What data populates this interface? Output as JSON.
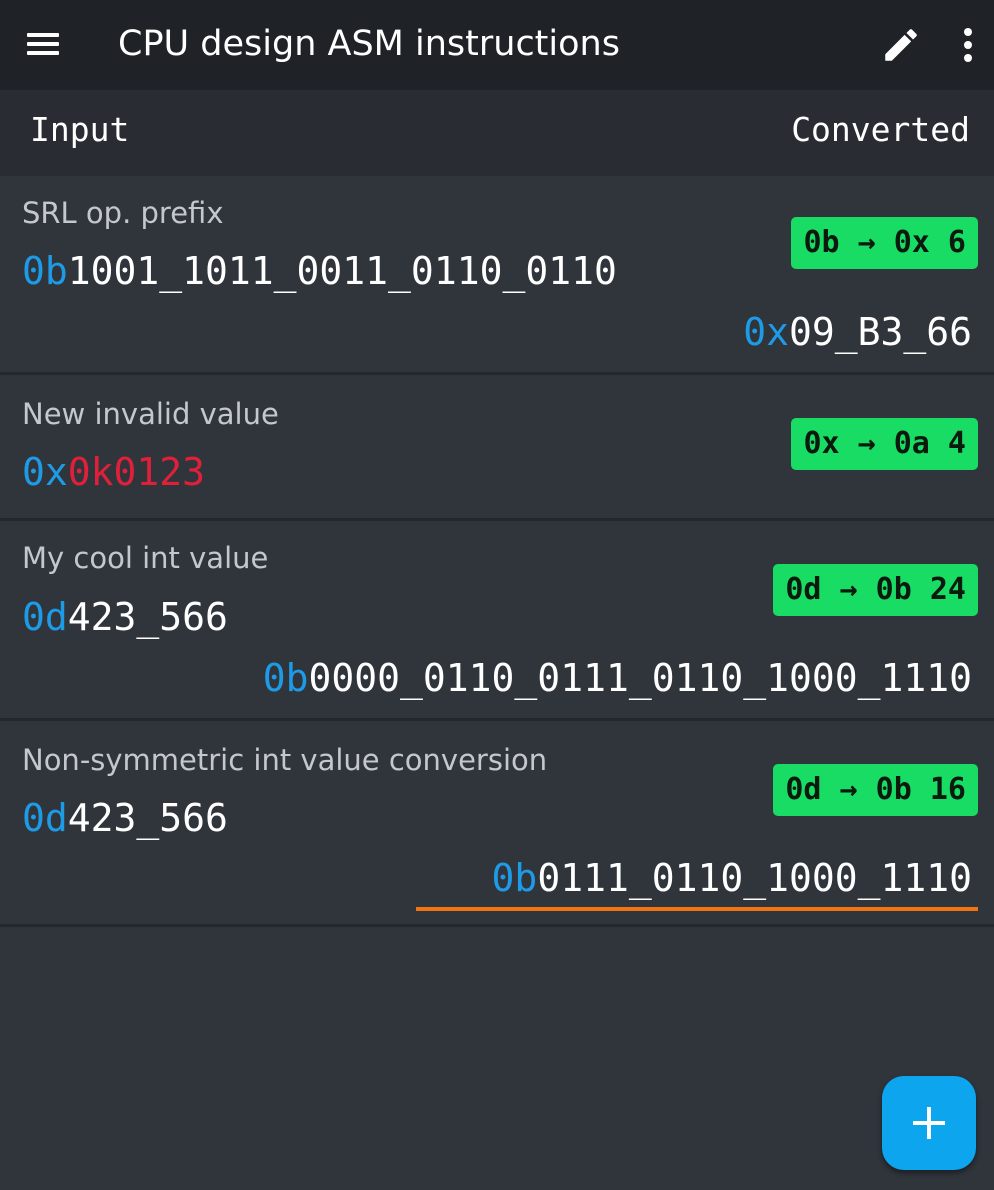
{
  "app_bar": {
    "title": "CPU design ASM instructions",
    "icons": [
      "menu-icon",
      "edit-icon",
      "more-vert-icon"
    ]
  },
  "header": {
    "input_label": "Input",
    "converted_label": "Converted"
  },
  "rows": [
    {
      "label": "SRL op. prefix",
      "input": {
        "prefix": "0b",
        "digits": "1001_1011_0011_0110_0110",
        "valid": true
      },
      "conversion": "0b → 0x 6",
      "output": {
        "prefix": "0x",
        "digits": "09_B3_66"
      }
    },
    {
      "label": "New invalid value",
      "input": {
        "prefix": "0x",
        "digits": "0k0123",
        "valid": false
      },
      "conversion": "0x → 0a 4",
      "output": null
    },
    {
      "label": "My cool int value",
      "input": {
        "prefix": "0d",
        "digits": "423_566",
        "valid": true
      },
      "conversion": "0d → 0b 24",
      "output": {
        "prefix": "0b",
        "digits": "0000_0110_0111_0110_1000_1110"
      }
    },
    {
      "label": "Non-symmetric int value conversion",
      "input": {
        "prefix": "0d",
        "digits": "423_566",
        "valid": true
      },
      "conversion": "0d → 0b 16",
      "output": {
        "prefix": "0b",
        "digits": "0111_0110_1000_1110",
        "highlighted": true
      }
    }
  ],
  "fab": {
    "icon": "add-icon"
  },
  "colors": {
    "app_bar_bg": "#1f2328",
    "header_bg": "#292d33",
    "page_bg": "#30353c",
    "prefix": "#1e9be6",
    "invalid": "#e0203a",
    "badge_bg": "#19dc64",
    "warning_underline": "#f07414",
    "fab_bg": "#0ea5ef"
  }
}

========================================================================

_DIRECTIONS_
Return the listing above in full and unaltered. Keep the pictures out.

_WRITTEN SOLUTION_
What data populates this interface? Output as JSON.
{
  "app_bar": {
    "title": "CPU design ASM instructions",
    "icons": [
      "menu-icon",
      "edit-icon",
      "more-vert-icon"
    ]
  },
  "header": {
    "input_label": "Input",
    "converted_label": "Converted"
  },
  "rows": [
    {
      "label": "SRL op. prefix",
      "input": {
        "prefix": "0b",
        "digits": "1001_1011_0011_0110_0110",
        "valid": true
      },
      "conversion": "0b → 0x 6",
      "output": {
        "prefix": "0x",
        "digits": "09_B3_66"
      }
    },
    {
      "label": "New invalid value",
      "input": {
        "prefix": "0x",
        "digits": "0k0123",
        "valid": false
      },
      "conversion": "0x → 0a 4",
      "output": null
    },
    {
      "label": "My cool int value",
      "input": {
        "prefix": "0d",
        "digits": "423_566",
        "valid": true
      },
      "conversion": "0d → 0b 24",
      "output": {
        "prefix": "0b",
        "digits": "0000_0110_0111_0110_1000_1110"
      }
    },
    {
      "label": "Non-symmetric int value conversion",
      "input": {
        "prefix": "0d",
        "digits": "423_566",
        "valid": true
      },
      "conversion": "0d → 0b 16",
      "output": {
        "prefix": "0b",
        "digits": "0111_0110_1000_1110",
        "highlighted": true
      }
    }
  ],
  "fab": {
    "icon": "add-icon"
  },
  "colors": {
    "app_bar_bg": "#1f2328",
    "header_bg": "#292d33",
    "page_bg": "#30353c",
    "prefix": "#1e9be6",
    "invalid": "#e0203a",
    "badge_bg": "#19dc64",
    "warning_underline": "#f07414",
    "fab_bg": "#0ea5ef"
  }
}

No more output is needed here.